The American Civil Liberties Union filed suit Oct. 13 against two psychologists who developed the “enhanced interrogation” techniques for the CIA that resulted in torture of prisoners at terrorist detention facilities at Guantanamo Bay, Abu Ghraib and some “black” CIA sites.
In 2005, psychologists James Mitchell, Ph.D., and John “Bruce” Jessen, Ph.D., both former Air Force officers, formed the company Mitchell Jessen and Associates that ultimately received $81 million in CIA contracts.
The ACLU is suing on behalf of three detainees – Gul Rahman, Suleiman Abdullah Salim and Mohamed Ahmed Ben Soud – that were interrogated using the techniques developed by Mitchell and Jessen.

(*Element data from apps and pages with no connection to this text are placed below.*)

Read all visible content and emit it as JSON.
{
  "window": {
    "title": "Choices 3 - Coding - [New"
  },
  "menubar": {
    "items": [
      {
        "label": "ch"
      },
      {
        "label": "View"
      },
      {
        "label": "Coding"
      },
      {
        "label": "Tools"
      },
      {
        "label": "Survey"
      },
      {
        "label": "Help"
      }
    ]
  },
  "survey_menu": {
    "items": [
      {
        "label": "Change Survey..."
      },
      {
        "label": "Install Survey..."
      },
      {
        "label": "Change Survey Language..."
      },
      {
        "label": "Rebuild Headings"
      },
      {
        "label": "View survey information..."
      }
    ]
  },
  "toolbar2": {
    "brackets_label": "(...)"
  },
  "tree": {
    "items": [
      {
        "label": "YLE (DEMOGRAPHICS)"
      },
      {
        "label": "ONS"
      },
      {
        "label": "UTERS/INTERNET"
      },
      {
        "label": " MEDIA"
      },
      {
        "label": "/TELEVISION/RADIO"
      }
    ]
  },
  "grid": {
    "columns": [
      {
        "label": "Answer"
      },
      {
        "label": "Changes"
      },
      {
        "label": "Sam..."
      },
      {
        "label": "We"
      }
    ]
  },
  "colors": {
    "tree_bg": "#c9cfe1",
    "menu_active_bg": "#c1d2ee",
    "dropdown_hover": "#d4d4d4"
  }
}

None of the three was ever charged with any offense.
Mitchell and Jessen developed 20 intense interrogation tactics, including waterboarding and sleep deprivation, by “reverse engineering” the military SERE program (Survival, Evasion, Resistance and Escape) designed to train U.S. service members how to withstand enemy interrogation.
Mitchell had succeeded Jessen as chief of psychology at an Air Force survival school in Spokane, Wash., in the late 1980s when Jessen moved on to an advanced survival training program. Mitchell’s duties included supervising trainers for the SERE program. The ACLU website quotes Steven Watt, a senior staff attorney with the ACLU’s Human Rights Program, as saying, “Mitchell and Jessen conspired with the CIA to torture these three men and many others.…Psychology is a healing profession, but Mitchell and Jessen violated the ethical code of ‘do no harm’ in some of the most abhorrent ways imaginable.”
Mitchell and Jessen both still reside in the state of Washington, and the suit was filed in a federal court there under the Alien Tort Statute, which allows federal lawsuits for gross human rights violations.
The revelation more than a decade ago that psychologists were involved in the torture of detainees created riffs in the American Psychological Association (APA) that are still far from healed.
While other organizations, such as the American Psychiatric Association, banned members from working at the detention facilities after the torture tactics became known in 2007, the APA contended ethical psychologists were needed at such sites to oversee reforms. APA officials said they could not cite Mitchell and Jessen for ethics violations because they were not APA members.
Critics among the membership pushed for a total ban on working at such facilities and accused APA leadership of glossing over psychologists’ involvement.
Finally, in November of last year, Chicago lawyer David H. Hoffman was commissioned by the APA to do an independent investigation and reveal relevant facts “without regard to whether the evidence or conclusions may be deemed favorable or unfavorable to APA.”
Hoffman released his report in July, and it included many conclusions unfavorable to APA’s leadership in the post-9/11 years.
The report said Mitchell and Jessen were no longer APA members but the APA ethics staff had bungled actions that could have been taken earlier when they were members. The circumstances described depicted error and incompetence more than a cover-up effort and apparently stemmed from decisions years earlier to reshape APA’s role in ethics disputes as more educational and less punitive.
The Hoffman Report also contended that the chief reason APA issued no ban on members working at the detention sites was that top APA officers worked with Department of Defense officials to make certain no ethics standards were adopted that would prevent members from receiving jobs and grants relating to defense.
After receiving the report, APA fired its ethics director and pressured three other staff members to resign or accept early retirement. At APA’s annual convention in Toronto in August, the major theme was resetting the association’s “moral compass.”
Many past elected officers of APA were also roundly criticized in the report and several have indicated lawsuits may be filed as a result.